◆ **Provided data**:
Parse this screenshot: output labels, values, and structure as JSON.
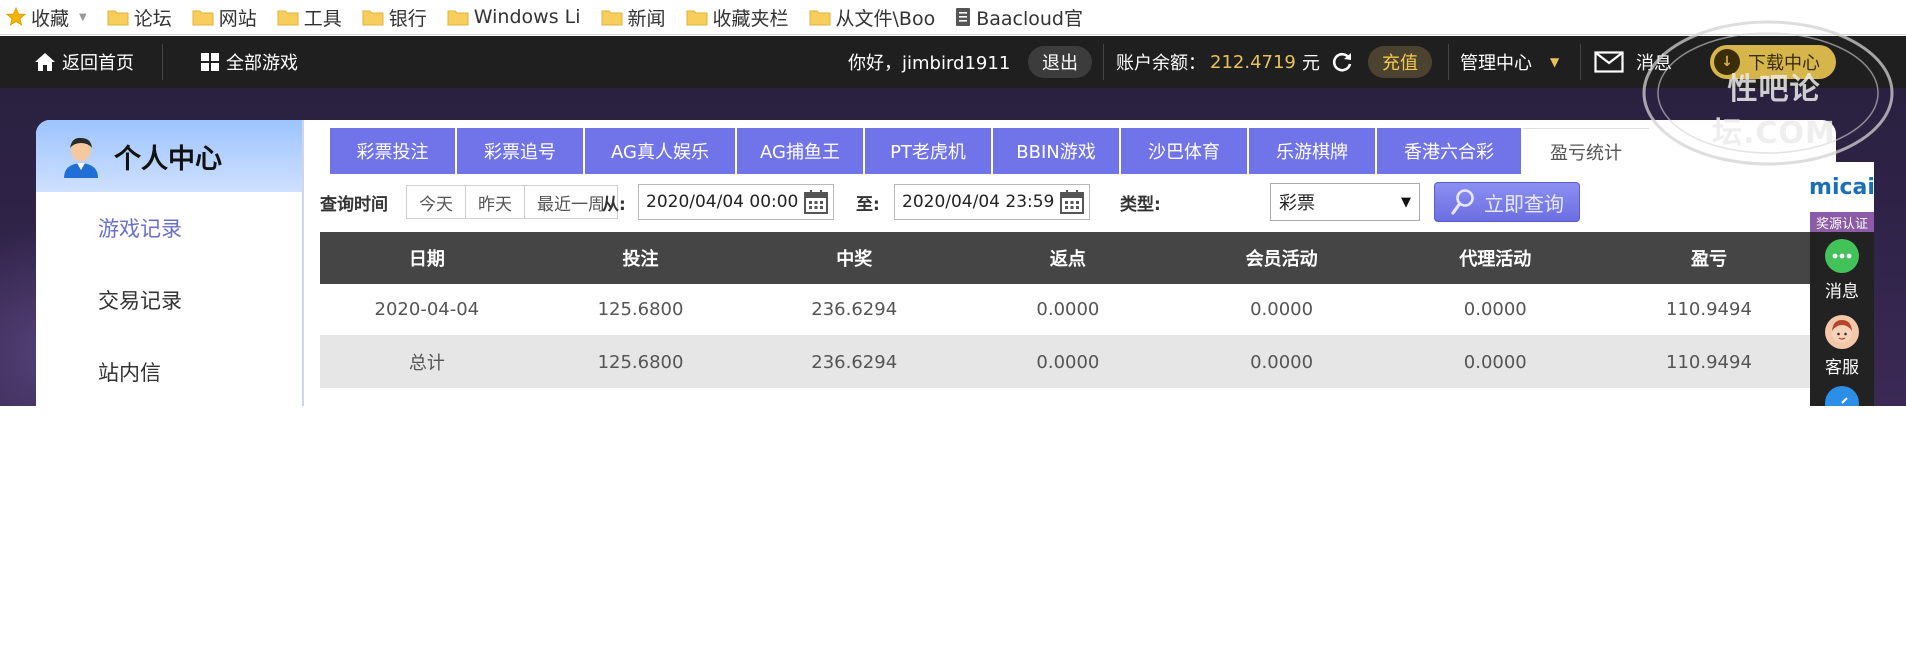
{
  "bookmarks": {
    "items": [
      {
        "label": "收藏",
        "icon": "star-icon"
      },
      {
        "label": "论坛",
        "icon": "folder-icon"
      },
      {
        "label": "网站",
        "icon": "folder-icon"
      },
      {
        "label": "工具",
        "icon": "folder-icon"
      },
      {
        "label": "银行",
        "icon": "folder-icon"
      },
      {
        "label": "Windows Li",
        "icon": "folder-icon"
      },
      {
        "label": "新闻",
        "icon": "folder-icon"
      },
      {
        "label": "收藏夹栏",
        "icon": "folder-icon"
      },
      {
        "label": "从文件\\Boo",
        "icon": "folder-icon"
      },
      {
        "label": "Baacloud官",
        "icon": "document-icon"
      }
    ]
  },
  "topbar": {
    "home_label": "返回首页",
    "all_games_label": "全部游戏",
    "greeting": "你好，jimbird1911",
    "logout_label": "退出",
    "balance_label": "账户余额：",
    "balance_value": "212.4719",
    "balance_unit": "元",
    "recharge_label": "充值",
    "manage_label": "管理中心",
    "messages_label": "消息",
    "download_label": "下载中心"
  },
  "sidebar": {
    "title": "个人中心",
    "items": [
      {
        "label": "游戏记录",
        "active": true
      },
      {
        "label": "交易记录",
        "active": false
      },
      {
        "label": "站内信",
        "active": false
      }
    ]
  },
  "tabs": [
    {
      "label": "彩票投注",
      "active": false
    },
    {
      "label": "彩票追号",
      "active": false
    },
    {
      "label": "AG真人娱乐",
      "active": false
    },
    {
      "label": "AG捕鱼王",
      "active": false
    },
    {
      "label": "PT老虎机",
      "active": false
    },
    {
      "label": "BBIN游戏",
      "active": false
    },
    {
      "label": "沙巴体育",
      "active": false
    },
    {
      "label": "乐游棋牌",
      "active": false
    },
    {
      "label": "香港六合彩",
      "active": false
    },
    {
      "label": "盈亏统计",
      "active": true
    }
  ],
  "query": {
    "time_label": "查询时间",
    "quick_buttons": [
      "今天",
      "昨天",
      "最近一周"
    ],
    "from_label": "从:",
    "from_value": "2020/04/04 00:00",
    "to_label": "至:",
    "to_value": "2020/04/04 23:59",
    "type_label": "类型:",
    "type_value": "彩票",
    "search_label": "立即查询"
  },
  "table": {
    "headers": [
      "日期",
      "投注",
      "中奖",
      "返点",
      "会员活动",
      "代理活动",
      "盈亏"
    ],
    "rows": [
      [
        "2020-04-04",
        "125.6800",
        "236.6294",
        "0.0000",
        "0.0000",
        "0.0000",
        "110.9494"
      ],
      [
        "总计",
        "125.6800",
        "236.6294",
        "0.0000",
        "0.0000",
        "0.0000",
        "110.9494"
      ]
    ]
  },
  "right_bar": {
    "logo_text": "micai",
    "cert_label": "奖源认证",
    "items": [
      {
        "label": "消息",
        "icon": "chat-icon"
      },
      {
        "label": "客服",
        "icon": "support-agent-icon"
      }
    ]
  },
  "watermark": {
    "text": "性吧论坛.COM"
  },
  "colors": {
    "tab_bg": "#7174e8",
    "topbar_bg": "#1f1f1f",
    "accent_gold": "#e9c15a",
    "table_head_bg": "#454545",
    "sidebar_active": "#6b6fc9"
  }
}
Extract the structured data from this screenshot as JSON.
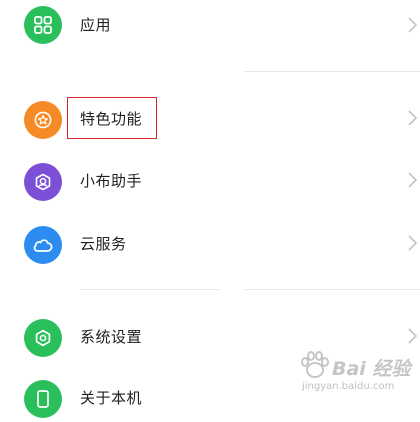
{
  "settings_items": [
    {
      "label": "应用",
      "icon": "grid-icon",
      "color": "#2bbf5c"
    },
    {
      "label": "特色功能",
      "icon": "star-icon",
      "color": "#f68a26"
    },
    {
      "label": "小布助手",
      "icon": "assistant-icon",
      "color": "#7b4fd6"
    },
    {
      "label": "云服务",
      "icon": "cloud-icon",
      "color": "#2d8cf0"
    },
    {
      "label": "系统设置",
      "icon": "settings-hexagon-icon",
      "color": "#2bbf5c"
    },
    {
      "label": "关于本机",
      "icon": "phone-icon",
      "color": "#2bbf5c"
    }
  ],
  "highlight_color": "#d9262c",
  "watermark": {
    "brand": "Bai 经验",
    "url": "jingyan.baidu.com"
  }
}
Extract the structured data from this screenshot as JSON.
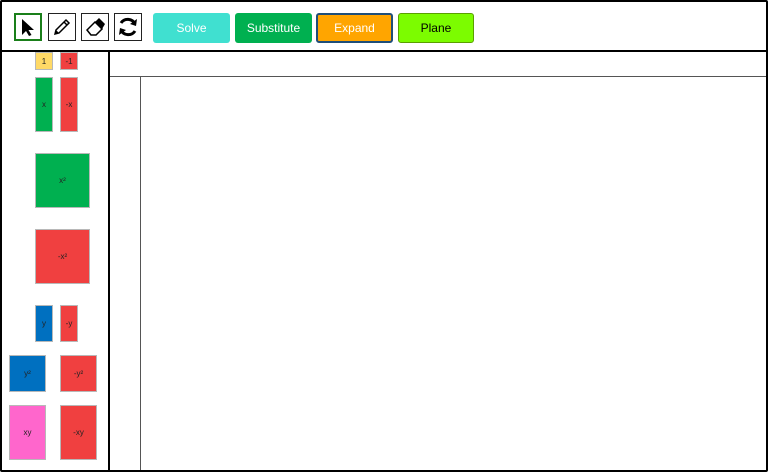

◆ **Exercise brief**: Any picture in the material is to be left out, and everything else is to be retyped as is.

◆ **Task output**:
Parse this screenshot: output labels, values, and structure as JSON.
{
  "bookmarks": {
    "items": [
      {
        "label": "收藏",
        "icon": "star-icon"
      },
      {
        "label": "论坛",
        "icon": "folder-icon"
      },
      {
        "label": "网站",
        "icon": "folder-icon"
      },
      {
        "label": "工具",
        "icon": "folder-icon"
      },
      {
        "label": "银行",
        "icon": "folder-icon"
      },
      {
        "label": "Windows Li",
        "icon": "folder-icon"
      },
      {
        "label": "新闻",
        "icon": "folder-icon"
      },
      {
        "label": "收藏夹栏",
        "icon": "folder-icon"
      },
      {
        "label": "从文件\\Boo",
        "icon": "folder-icon"
      },
      {
        "label": "Baacloud官",
        "icon": "document-icon"
      }
    ]
  },
  "topbar": {
    "home_label": "返回首页",
    "all_games_label": "全部游戏",
    "greeting": "你好，jimbird1911",
    "logout_label": "退出",
    "balance_label": "账户余额：",
    "balance_value": "212.4719",
    "balance_unit": "元",
    "recharge_label": "充值",
    "manage_label": "管理中心",
    "messages_label": "消息",
    "download_label": "下载中心"
  },
  "sidebar": {
    "title": "个人中心",
    "items": [
      {
        "label": "游戏记录",
        "active": true
      },
      {
        "label": "交易记录",
        "active": false
      },
      {
        "label": "站内信",
        "active": false
      }
    ]
  },
  "tabs": [
    {
      "label": "彩票投注",
      "active": false
    },
    {
      "label": "彩票追号",
      "active": false
    },
    {
      "label": "AG真人娱乐",
      "active": false
    },
    {
      "label": "AG捕鱼王",
      "active": false
    },
    {
      "label": "PT老虎机",
      "active": false
    },
    {
      "label": "BBIN游戏",
      "active": false
    },
    {
      "label": "沙巴体育",
      "active": false
    },
    {
      "label": "乐游棋牌",
      "active": false
    },
    {
      "label": "香港六合彩",
      "active": false
    },
    {
      "label": "盈亏统计",
      "active": true
    }
  ],
  "query": {
    "time_label": "查询时间",
    "quick_buttons": [
      "今天",
      "昨天",
      "最近一周"
    ],
    "from_label": "从:",
    "from_value": "2020/04/04 00:00",
    "to_label": "至:",
    "to_value": "2020/04/04 23:59",
    "type_label": "类型:",
    "type_value": "彩票",
    "search_label": "立即查询"
  },
  "table": {
    "headers": [
      "日期",
      "投注",
      "中奖",
      "返点",
      "会员活动",
      "代理活动",
      "盈亏"
    ],
    "rows": [
      [
        "2020-04-04",
        "125.6800",
        "236.6294",
        "0.0000",
        "0.0000",
        "0.0000",
        "110.9494"
      ],
      [
        "总计",
        "125.6800",
        "236.6294",
        "0.0000",
        "0.0000",
        "0.0000",
        "110.9494"
      ]
    ]
  },
  "right_bar": {
    "logo_text": "micai",
    "cert_label": "奖源认证",
    "items": [
      {
        "label": "消息",
        "icon": "chat-icon"
      },
      {
        "label": "客服",
        "icon": "support-agent-icon"
      }
    ]
  },
  "watermark": {
    "text": "性吧论坛.COM"
  },
  "colors": {
    "tab_bg": "#7174e8",
    "topbar_bg": "#1f1f1f",
    "accent_gold": "#e9c15a",
    "table_head_bg": "#454545",
    "sidebar_active": "#6b6fc9"
  }
}
Extract the structured data from this screenshot as JSON.
{
  "settings_items": [
    {
      "label": "应用",
      "icon": "grid-icon",
      "color": "#2bbf5c"
    },
    {
      "label": "特色功能",
      "icon": "star-icon",
      "color": "#f68a26"
    },
    {
      "label": "小布助手",
      "icon": "assistant-icon",
      "color": "#7b4fd6"
    },
    {
      "label": "云服务",
      "icon": "cloud-icon",
      "color": "#2d8cf0"
    },
    {
      "label": "系统设置",
      "icon": "settings-hexagon-icon",
      "color": "#2bbf5c"
    },
    {
      "label": "关于本机",
      "icon": "phone-icon",
      "color": "#2bbf5c"
    }
  ],
  "highlight_color": "#d9262c",
  "watermark": {
    "brand": "Bai 经验",
    "url": "jingyan.baidu.com"
  }
}
Extract the structured data from this screenshot as JSON.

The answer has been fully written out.